▸ **Problem requirements**
Lines that include "screenshot" make up the answer; copy all of them from the data below.

▸ **Data**
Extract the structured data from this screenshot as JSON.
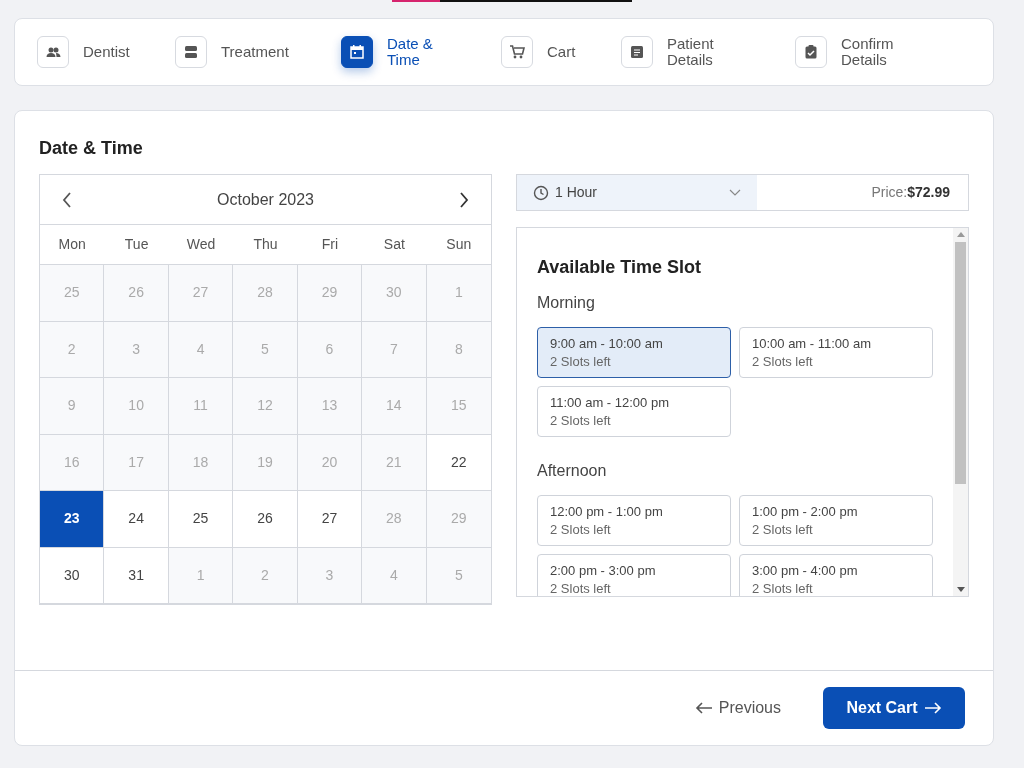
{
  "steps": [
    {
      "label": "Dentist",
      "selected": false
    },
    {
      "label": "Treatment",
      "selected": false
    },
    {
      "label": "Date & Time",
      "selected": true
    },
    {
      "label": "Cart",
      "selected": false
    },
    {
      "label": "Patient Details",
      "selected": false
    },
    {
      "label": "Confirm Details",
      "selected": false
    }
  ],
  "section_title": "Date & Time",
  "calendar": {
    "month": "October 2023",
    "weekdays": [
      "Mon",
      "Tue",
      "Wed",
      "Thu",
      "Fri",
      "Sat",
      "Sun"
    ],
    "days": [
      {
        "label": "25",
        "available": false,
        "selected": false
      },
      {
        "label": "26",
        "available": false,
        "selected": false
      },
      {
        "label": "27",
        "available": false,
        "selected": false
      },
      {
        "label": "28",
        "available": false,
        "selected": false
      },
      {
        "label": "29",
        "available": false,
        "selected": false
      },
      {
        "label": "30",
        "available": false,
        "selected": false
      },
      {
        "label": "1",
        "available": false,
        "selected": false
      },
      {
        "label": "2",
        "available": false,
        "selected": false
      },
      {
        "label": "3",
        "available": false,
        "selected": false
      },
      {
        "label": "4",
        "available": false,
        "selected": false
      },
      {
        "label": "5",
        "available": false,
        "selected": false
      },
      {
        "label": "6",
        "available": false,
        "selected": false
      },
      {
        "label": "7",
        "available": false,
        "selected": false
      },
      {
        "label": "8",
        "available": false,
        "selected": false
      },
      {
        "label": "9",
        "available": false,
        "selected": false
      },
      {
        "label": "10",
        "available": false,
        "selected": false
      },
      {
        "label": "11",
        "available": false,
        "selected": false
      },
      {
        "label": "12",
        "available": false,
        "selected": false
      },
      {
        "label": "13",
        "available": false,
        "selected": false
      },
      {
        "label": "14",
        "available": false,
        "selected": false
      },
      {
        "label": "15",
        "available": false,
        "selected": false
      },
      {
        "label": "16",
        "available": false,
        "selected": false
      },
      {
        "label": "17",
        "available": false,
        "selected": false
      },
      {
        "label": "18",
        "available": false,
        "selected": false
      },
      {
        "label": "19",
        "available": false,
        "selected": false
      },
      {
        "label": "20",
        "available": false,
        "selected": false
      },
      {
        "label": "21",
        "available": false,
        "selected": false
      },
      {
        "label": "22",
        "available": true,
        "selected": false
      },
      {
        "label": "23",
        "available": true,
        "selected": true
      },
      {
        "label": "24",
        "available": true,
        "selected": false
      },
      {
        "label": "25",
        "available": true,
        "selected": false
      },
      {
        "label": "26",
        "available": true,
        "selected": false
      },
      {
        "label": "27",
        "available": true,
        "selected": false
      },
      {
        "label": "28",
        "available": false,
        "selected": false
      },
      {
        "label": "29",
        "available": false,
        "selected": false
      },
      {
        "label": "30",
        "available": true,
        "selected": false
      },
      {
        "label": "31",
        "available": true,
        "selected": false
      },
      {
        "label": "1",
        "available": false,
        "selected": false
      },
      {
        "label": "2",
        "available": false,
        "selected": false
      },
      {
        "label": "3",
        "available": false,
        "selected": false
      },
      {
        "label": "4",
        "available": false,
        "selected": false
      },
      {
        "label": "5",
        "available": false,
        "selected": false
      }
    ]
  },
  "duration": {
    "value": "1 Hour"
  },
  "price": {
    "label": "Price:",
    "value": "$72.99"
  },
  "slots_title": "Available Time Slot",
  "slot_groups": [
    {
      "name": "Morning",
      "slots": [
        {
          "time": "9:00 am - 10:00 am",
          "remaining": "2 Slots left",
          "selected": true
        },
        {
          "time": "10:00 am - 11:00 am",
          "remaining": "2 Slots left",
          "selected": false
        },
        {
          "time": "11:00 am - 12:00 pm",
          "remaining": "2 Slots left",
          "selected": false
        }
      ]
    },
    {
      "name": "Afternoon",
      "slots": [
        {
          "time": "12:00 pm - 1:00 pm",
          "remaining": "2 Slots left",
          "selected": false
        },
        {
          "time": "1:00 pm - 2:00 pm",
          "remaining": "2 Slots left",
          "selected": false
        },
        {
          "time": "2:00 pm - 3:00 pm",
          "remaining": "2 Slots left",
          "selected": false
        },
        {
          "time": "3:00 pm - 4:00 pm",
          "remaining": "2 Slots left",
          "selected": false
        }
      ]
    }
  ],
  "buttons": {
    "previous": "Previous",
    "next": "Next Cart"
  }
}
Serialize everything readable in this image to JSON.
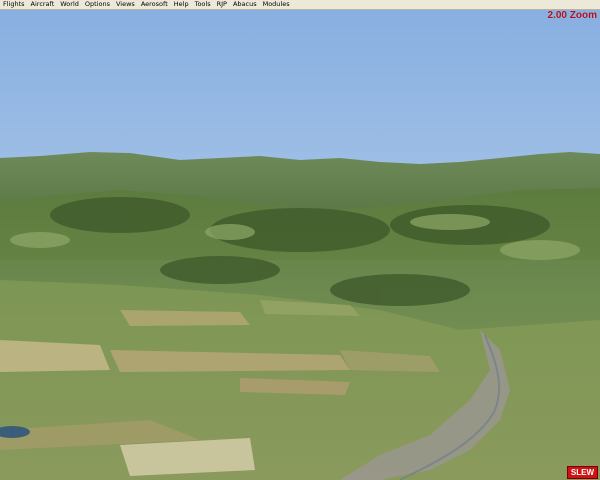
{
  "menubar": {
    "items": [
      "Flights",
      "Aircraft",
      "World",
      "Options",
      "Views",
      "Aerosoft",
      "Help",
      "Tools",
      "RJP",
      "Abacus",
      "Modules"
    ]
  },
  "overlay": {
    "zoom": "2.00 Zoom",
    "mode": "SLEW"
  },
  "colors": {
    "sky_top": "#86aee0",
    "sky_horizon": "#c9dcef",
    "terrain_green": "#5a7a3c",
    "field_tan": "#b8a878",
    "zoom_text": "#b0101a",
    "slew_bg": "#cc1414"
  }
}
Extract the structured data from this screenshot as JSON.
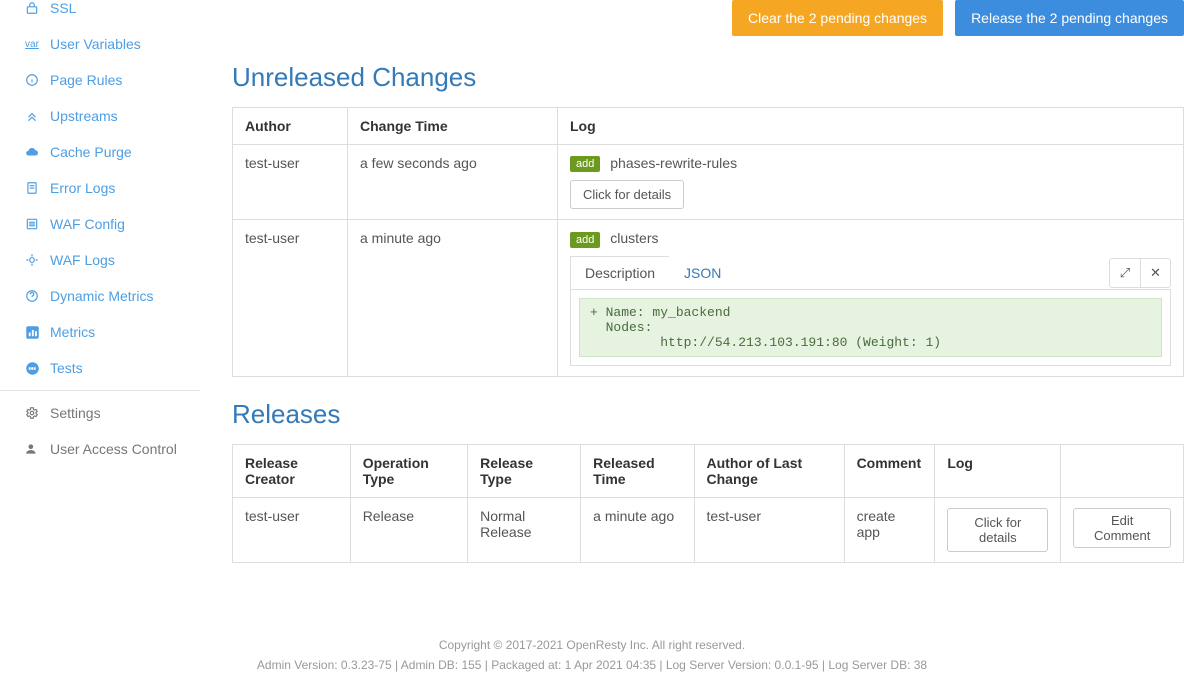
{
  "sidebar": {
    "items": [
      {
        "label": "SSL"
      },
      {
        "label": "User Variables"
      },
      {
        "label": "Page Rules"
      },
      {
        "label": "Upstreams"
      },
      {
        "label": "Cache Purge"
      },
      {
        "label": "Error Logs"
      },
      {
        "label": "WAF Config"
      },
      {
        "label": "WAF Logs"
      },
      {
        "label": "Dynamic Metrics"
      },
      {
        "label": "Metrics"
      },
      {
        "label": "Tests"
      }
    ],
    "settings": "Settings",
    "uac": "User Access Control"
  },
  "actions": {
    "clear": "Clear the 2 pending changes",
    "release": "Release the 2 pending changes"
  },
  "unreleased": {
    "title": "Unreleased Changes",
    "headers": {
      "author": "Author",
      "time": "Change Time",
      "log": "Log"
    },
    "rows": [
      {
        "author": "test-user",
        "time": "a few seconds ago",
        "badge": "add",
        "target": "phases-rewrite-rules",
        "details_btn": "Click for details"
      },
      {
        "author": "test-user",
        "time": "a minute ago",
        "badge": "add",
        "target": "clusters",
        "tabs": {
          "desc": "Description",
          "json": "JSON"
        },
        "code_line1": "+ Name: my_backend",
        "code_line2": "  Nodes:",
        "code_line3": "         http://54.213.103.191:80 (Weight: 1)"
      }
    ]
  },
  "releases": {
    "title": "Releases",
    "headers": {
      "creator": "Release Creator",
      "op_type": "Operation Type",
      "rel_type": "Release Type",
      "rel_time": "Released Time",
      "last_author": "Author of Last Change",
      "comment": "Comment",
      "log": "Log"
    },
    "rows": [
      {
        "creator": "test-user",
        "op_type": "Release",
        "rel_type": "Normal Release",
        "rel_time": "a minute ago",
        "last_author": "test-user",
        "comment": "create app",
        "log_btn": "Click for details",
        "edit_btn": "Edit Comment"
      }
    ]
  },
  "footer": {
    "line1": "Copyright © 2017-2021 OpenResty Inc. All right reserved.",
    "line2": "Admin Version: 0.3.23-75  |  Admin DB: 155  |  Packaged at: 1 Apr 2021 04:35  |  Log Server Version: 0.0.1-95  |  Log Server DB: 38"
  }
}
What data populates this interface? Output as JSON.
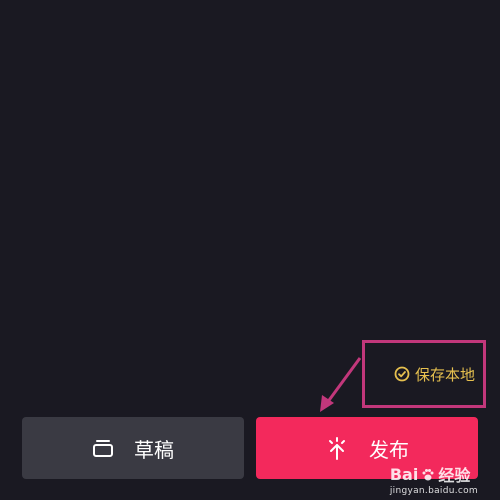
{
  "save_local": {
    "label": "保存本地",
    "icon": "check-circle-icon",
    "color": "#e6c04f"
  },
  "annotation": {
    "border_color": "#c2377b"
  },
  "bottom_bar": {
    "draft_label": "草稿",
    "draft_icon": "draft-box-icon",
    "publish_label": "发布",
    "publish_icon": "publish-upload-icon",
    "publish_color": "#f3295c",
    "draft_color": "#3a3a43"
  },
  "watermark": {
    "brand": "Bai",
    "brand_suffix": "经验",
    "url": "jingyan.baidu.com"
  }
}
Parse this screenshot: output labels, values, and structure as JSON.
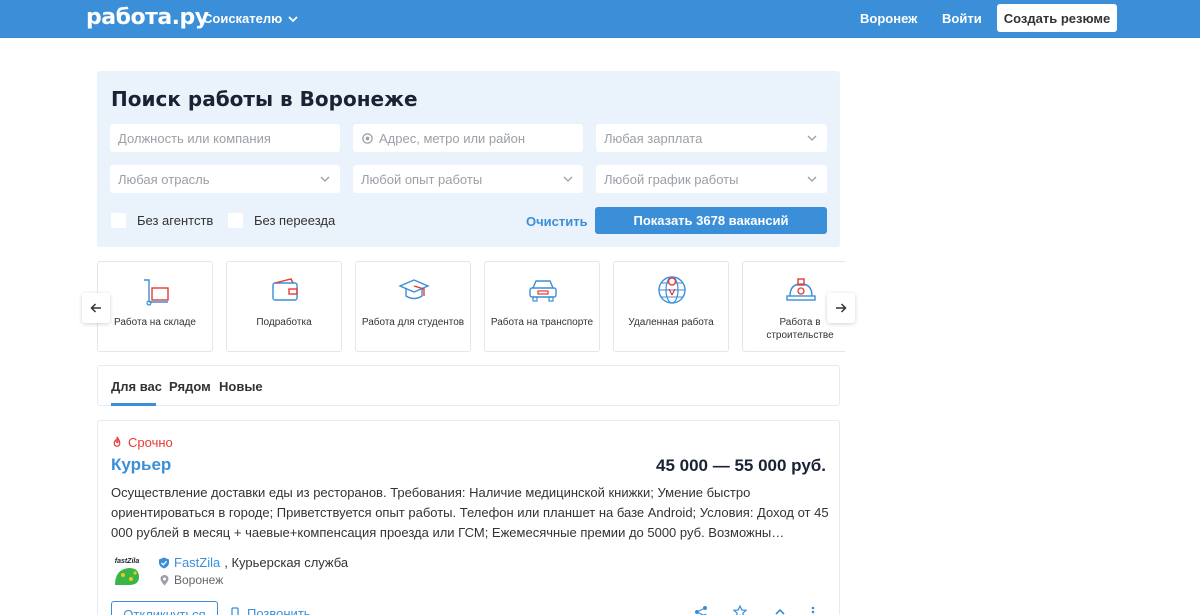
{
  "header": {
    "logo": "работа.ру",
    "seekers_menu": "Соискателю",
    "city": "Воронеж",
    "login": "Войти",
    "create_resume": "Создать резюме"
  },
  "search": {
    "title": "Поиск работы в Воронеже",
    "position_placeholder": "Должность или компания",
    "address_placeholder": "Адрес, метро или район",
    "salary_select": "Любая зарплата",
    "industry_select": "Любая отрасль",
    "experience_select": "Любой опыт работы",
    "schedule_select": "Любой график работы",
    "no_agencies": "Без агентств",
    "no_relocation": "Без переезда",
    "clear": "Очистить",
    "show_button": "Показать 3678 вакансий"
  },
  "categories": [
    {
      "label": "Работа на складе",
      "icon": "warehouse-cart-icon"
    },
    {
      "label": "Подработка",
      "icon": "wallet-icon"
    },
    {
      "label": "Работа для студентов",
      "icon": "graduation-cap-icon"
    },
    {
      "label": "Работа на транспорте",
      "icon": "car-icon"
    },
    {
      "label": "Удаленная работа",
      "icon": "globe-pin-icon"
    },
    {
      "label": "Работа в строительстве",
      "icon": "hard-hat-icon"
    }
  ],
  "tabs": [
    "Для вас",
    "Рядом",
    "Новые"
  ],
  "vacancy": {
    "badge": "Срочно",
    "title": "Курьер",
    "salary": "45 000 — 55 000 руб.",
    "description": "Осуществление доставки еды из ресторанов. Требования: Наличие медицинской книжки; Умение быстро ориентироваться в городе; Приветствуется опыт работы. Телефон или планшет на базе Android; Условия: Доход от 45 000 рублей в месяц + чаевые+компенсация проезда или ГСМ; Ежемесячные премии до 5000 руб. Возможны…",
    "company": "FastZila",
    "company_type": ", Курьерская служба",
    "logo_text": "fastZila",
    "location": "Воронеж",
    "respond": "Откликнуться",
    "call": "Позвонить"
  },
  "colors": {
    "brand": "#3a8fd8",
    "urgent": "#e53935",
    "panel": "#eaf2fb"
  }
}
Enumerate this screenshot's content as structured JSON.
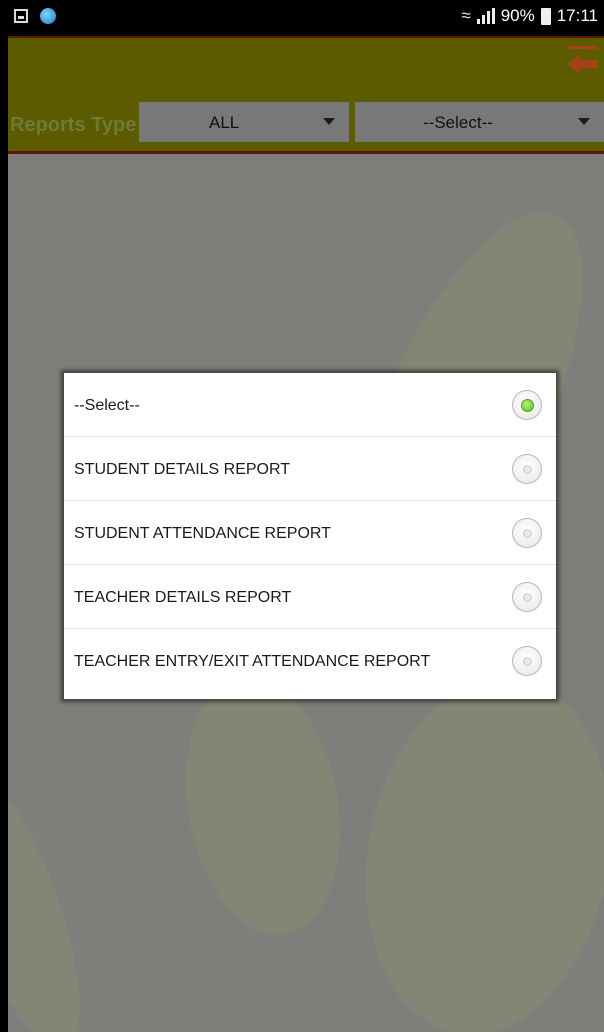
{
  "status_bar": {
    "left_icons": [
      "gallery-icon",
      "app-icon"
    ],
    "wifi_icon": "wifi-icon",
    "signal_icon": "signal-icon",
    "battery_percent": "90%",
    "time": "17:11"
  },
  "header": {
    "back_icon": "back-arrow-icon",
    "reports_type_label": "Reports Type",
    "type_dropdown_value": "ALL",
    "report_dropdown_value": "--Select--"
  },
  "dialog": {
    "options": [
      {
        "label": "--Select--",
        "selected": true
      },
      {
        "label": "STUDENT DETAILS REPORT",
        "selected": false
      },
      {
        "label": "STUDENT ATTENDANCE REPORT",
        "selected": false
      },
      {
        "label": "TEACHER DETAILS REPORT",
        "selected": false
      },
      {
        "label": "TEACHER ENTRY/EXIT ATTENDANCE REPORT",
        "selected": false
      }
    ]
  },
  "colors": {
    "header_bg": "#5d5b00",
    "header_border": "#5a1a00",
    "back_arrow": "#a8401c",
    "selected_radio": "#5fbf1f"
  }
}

▸ **Solution to the problem**
Extract the structured data from this screenshot as JSON.
Extract the structured data from this screenshot as JSON.
Parse this screenshot: output labels, values, and structure as JSON.
Enumerate this screenshot's content as structured JSON.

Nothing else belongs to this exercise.